by Xinhua writers Deng Xianlai, Han Jie
WASHINGTON, Feb. 1 (Xinhua) -- China and the United States wrapped up a new round of trade negotiations here Thursday and took a step forward toward a final deal on their economic and trade disputes.
Over the past two days, the Chinese and U.S. trade teams, headed by Chinese Vice Premier Liu He and U.S. Trade Representative Robert Lighthizer respectively, held candid, specific and constructive discussions, achieved important progress, and determined the timetable and roadmap for next-step consultations.

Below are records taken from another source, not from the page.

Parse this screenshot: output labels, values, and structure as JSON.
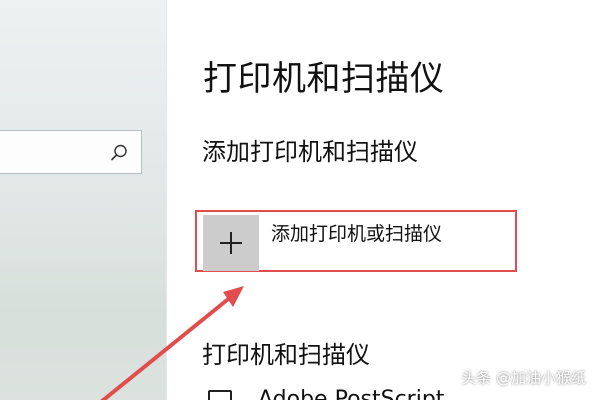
{
  "settings_page": {
    "title": "打印机和扫描仪",
    "add_section_heading": "添加打印机和扫描仪",
    "add_device_label": "添加打印机或扫描仪",
    "add_device_icon": "plus-icon",
    "list_heading": "打印机和扫描仪",
    "printers": [
      {
        "name": "Adobe PostScript",
        "icon": "printer-icon"
      }
    ]
  },
  "sidebar": {
    "search": {
      "value": "",
      "placeholder": "",
      "icon": "search-icon"
    }
  },
  "annotation": {
    "highlight_color": "#e14d4d",
    "arrow_color": "#e14d4d"
  },
  "watermark": {
    "text": "头条 @加油小猴纸"
  }
}
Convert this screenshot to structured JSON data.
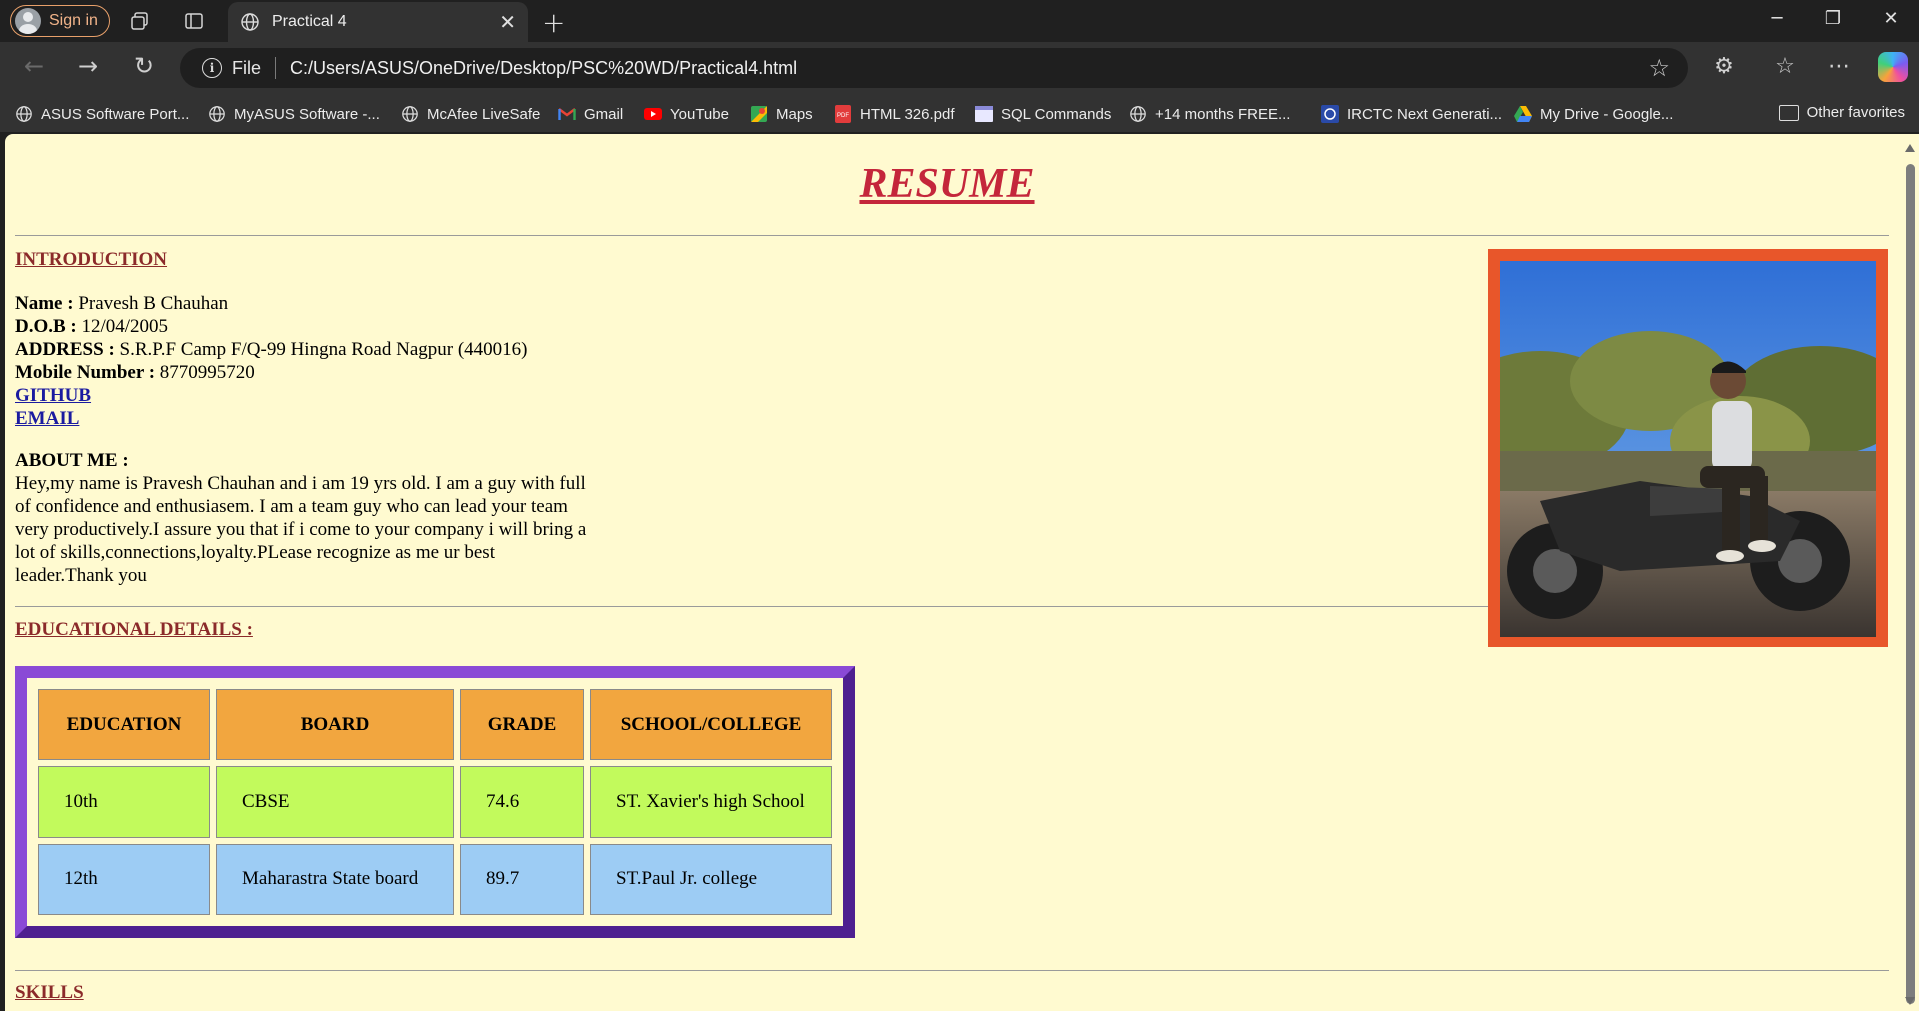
{
  "browser": {
    "signin_label": "Sign in",
    "tab_title": "Practical 4",
    "address_scheme_label": "File",
    "address_url": "C:/Users/ASUS/OneDrive/Desktop/PSC%20WD/Practical4.html",
    "bookmarks": [
      {
        "label": "ASUS Software Port...",
        "icon": "globe-icon"
      },
      {
        "label": "MyASUS Software -...",
        "icon": "globe-icon"
      },
      {
        "label": "McAfee LiveSafe",
        "icon": "globe-icon"
      },
      {
        "label": "Gmail",
        "icon": "gmail-icon"
      },
      {
        "label": "YouTube",
        "icon": "youtube-icon"
      },
      {
        "label": "Maps",
        "icon": "maps-icon"
      },
      {
        "label": "HTML 326.pdf",
        "icon": "pdf-icon"
      },
      {
        "label": "SQL Commands",
        "icon": "page-icon"
      },
      {
        "label": "+14 months FREE...",
        "icon": "globe-icon"
      },
      {
        "label": "IRCTC Next Generati...",
        "icon": "irctc-icon"
      },
      {
        "label": "My Drive - Google...",
        "icon": "drive-icon"
      }
    ],
    "other_favorites": "Other favorites"
  },
  "page": {
    "title": "RESUME",
    "intro_heading": "INTRODUCTION",
    "name_label": "Name :",
    "name_value": "Pravesh B Chauhan",
    "dob_label": "D.O.B :",
    "dob_value": "12/04/2005",
    "address_label": "ADDRESS :",
    "address_value": "S.R.P.F Camp F/Q-99 Hingna Road Nagpur (440016)",
    "mobile_label": "Mobile Number :",
    "mobile_value": "8770995720",
    "github_link": "GITHUB",
    "email_link": "EMAIL",
    "about_heading": "ABOUT ME :",
    "about_text": "Hey,my name is Pravesh Chauhan and i am 19 yrs old. I am a guy with full of confidence and enthusiasem. I am a team guy who can lead your team very productively.I assure you that if i come to your company i will bring a lot of skills,connections,loyalty.PLease recognize as me ur best leader.Thank you",
    "edu_heading": "EDUCATIONAL DETAILS :",
    "edu_table": {
      "headers": [
        "EDUCATION",
        "BOARD",
        "GRADE",
        "SCHOOL/COLLEGE"
      ],
      "rows": [
        [
          "10th",
          "CBSE",
          "74.6",
          "ST. Xavier's high School"
        ],
        [
          "12th",
          "Maharastra State board",
          "89.7",
          "ST.Paul Jr. college"
        ]
      ]
    },
    "skills_heading": "SKILLS"
  },
  "colors": {
    "page_bg": "#fffad0",
    "title_red": "#c4263b",
    "heading_maroon": "#8b2a2a",
    "photo_border": "#e8562a",
    "table_border": "#6a2fb8",
    "header_orange": "#f2a63f",
    "row1_green": "#c2fa5c",
    "row2_blue": "#9dccf4"
  }
}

The hard-won progress is the result of both sides seriously implementing the key consensus reached between Chinese President Xi Jinping and his U.S. counterpart, Donald Trump, when the two leaders met in Buenos Aires, capital of Argentina, in December.
Since then, the two sides have been building up mutual trust and consensus at the negotiating table. That gives the rest of the world more reasons to be cautiously optimistic about a final settlement of China-U.S. trade and economic disputes through consultations on an equal footing.
During the talks in Washington, the two sides covered a wide range of issues of common concern, including trade balance, technology transfer, protection of intellectual property rights and a two-way enforcement mechanism, as well as other topics of particular concern to the Chinese side.
By tackling these sticking points directly, China and the United States have sent a positive message: as the two countries continue down the path of earnest and in-depth consultations, it is becoming increasingly possible for the world's top two economies to bridge their differences.
During the talks, Beijing has agreed to make active efforts to expand imports from the United States in such sectors as agriculture, energy, manufacturing and services.
With respect to legal reforms, China's Supreme People's Court inaugurated on Jan. 1 a national appeal court for intellectual property rights cases. The country has also been fast-tracking the legislation process of a unified foreign investment law that will ensure foreign companies fair treatment while operating in China.
These measures will fuel China's pursuit of high-quality economic development and meet the people's demand for a better life. In doing so, China is also sharing its development opportunities with the wider world.
The escalation in China-U.S. trade tensions over the past months has harmed the international trading system, damaged global supply chains and triggered volatility in financial and commodity markets worldwide -- all of which are proof that no one wins in a trade war.
Apparently, neither side wants a lose-lose scenario. Therefore, it is imperative for both to further push forward the consultations, which not only meet the interests of the peoples and businesses in both countries, but also accord with the common expectations of the international community.
In addition, advancing bilateral trade and economic talks also carries significant implications for maintaining global growth as well as stabilizing the financial market.
It is normal for trade frictions to occur between China and the United States, and differences are nothing to be afraid of as long as both parties can demonstrate good faith in trying to solve them.
At their Argentina summit on Dec. 1, Xi and Trump agreed that the two countries should try to reach a mutually beneficial agreement within 90 days.
Given that there is less than a month ahead of the March 1 deadline, Beijing and Washington ought to fully implement the two presidents' agreement, and properly manage their differences in trade and economic issues. Doing so will not only lead to a win-win prospect for the two countries, but also contribute to the common good for the world at large.